- [Problem statement]
Should the word "mesa" occur in a line of the records, copy that line.

- [Stored records]
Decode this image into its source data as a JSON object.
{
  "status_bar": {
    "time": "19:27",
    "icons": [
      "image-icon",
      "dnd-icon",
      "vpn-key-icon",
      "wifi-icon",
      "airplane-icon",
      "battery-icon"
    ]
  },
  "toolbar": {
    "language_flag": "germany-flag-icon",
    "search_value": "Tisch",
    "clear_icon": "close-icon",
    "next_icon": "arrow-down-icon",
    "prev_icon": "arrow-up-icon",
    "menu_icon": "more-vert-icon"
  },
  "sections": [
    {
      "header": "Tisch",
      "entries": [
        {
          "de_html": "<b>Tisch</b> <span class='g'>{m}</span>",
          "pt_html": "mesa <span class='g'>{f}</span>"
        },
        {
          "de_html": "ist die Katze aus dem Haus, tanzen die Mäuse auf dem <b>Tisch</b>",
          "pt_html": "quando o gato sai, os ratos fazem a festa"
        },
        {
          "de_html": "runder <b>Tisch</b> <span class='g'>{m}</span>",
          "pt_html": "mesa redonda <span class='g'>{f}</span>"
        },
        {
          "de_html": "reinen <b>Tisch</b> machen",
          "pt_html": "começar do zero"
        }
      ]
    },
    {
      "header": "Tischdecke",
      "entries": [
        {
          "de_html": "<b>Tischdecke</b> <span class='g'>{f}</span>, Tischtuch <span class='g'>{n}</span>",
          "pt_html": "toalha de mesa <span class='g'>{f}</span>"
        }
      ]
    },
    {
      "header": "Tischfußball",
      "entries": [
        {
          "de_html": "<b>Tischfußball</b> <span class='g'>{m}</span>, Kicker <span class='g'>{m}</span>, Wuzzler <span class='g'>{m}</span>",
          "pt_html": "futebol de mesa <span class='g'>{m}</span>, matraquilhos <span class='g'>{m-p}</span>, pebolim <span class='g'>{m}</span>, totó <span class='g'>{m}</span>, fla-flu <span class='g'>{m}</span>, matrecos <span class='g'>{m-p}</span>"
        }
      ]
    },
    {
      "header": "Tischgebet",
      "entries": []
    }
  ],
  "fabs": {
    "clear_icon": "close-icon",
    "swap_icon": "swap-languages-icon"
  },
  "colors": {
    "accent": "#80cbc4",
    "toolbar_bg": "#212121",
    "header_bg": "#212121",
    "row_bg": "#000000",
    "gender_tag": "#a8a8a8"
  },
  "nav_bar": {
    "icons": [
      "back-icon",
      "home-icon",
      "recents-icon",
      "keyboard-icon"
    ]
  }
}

- [Task solution]
          "pt_html": "mesa <span class='g'>{f}</span>"
          "pt_html": "mesa redonda <span class='g'>{f}</span>"
          "pt_html": "toalha de mesa <span class='g'>{f}</span>"
          "pt_html": "futebol de mesa <span class='g'>{m}</span>, matraquilhos <span class='g'>{m-p}</span>, pebolim <span class='g'>{m}</span>, totó <span class='g'>{m}</span>, fla-flu <span class='g'>{m}</span>, matrecos <span class='g'>{m-p}</span>"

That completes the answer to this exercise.